- Service ceiling—all engines, with engines(s) inoperative, including drift down, if appropriate.
- Cruise performance.
- Fuel consumption, range, and endurance.
- Descent performance.
- Landing distance.
- Land and hold short operations (LAHSO).
- Go-around from rejected landings (landing climb).
- Other performance data (appropriate to the airplane).
- Describes Citation Jet CE-525 the airspeeds used during specific phases of flight.
- Describes the effects of meteorological conditions upon performance characteristics and correctly applies these factors to a specific chart, table, graph, or other performance data.
- Computes the center-of-gravity location for a specific load condition including adding, removing, or shifting weight.
- Determines if the computed center-of-gravity is within the forward and aft center-of-gravity limits, and that lateral fuel balance is within limits for takeoff and landing.
- Adverse effects of airframe icing during pre-takeoff, takeoff, cruise and landing phases of flight and corrective actions.
- Procedures for wing contamination recognition and adverse effects of airframe icing during pre-takeoff, takeoff, cruise, and landing phases of flight.
- Procedures in applying operational factors affecting airplane performance.
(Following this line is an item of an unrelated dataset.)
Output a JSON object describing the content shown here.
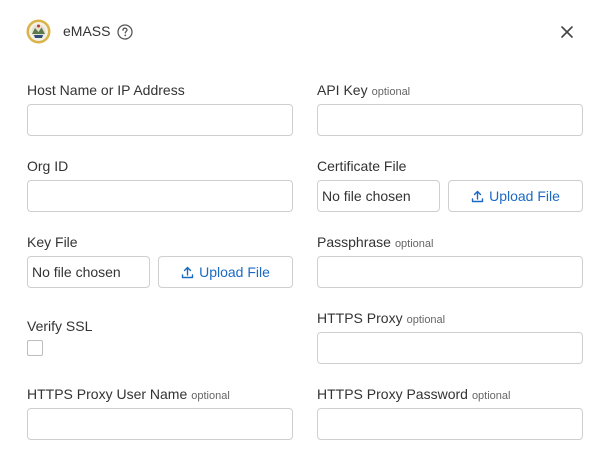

Stabilized approach procedures and the decision criteria for go-around or rejected landings.
C- FLIGHT TRAINING PREFLIGHT PROCEDURES, INFLIGHT MANEUVERS AND POSTFLIGHT PROCEDURE
- PREFLIGHT INSPECTION
- PRE-TAKEOFF CHECKS
- TAKEOFF AND DEPARTURE PHASE
- NORMAL AND CROSSWIND TAKEOFF
- CONFINED-AREA TAKEOFF AND CLIMB
- INSTRUMENT TAKEOFF
- POWERPLANT FAILURE DURING TAKEOFF
- REJECTED TAKEOFF
- DEPARTURE PROCEDURES
- APPROACHES TO STALLS
- POWERPLANT FAILURE
- SPECIFIC FLIGHT CHARACTERISTICS
- RECOVERY FROM UNUSUAL ATTITUDES
- STANDARD TERMINAL ARRIVAL/FLIGHT MANAGEMENT SYSTEM PROCEDURES
- PRECISION APPROACHES (PA)
- NON PRECISION APPROACHES (NPA)
- CIRCLING APPROACH
LANDINGS AND APPROACHES TO LANDINGS
- NORMAL AND CROSSWIND APPROACHES AND LANDINGS
- LANDING FROM A PRECISION APPROACH
- APPROACH AND LANDING WITH (SIMULATED) POWERPLANT FAILURE
- LANDING FROM A CIRCLING APPROACH
- CONFINED-AREA APPROACH AND LANDING
- REJECTED LANDING
- LANDING FROM A NO FLAP OR A NONSTANDARD
- FLAP APPROACH
- NORMAL AND ABNORMAL PROCEDURE
Your course of training will include aircraft flight training manual current ATP practical test standards.
FOR ADDITIONAL INFORMATION PLEASE CONTACT JOHN AZMA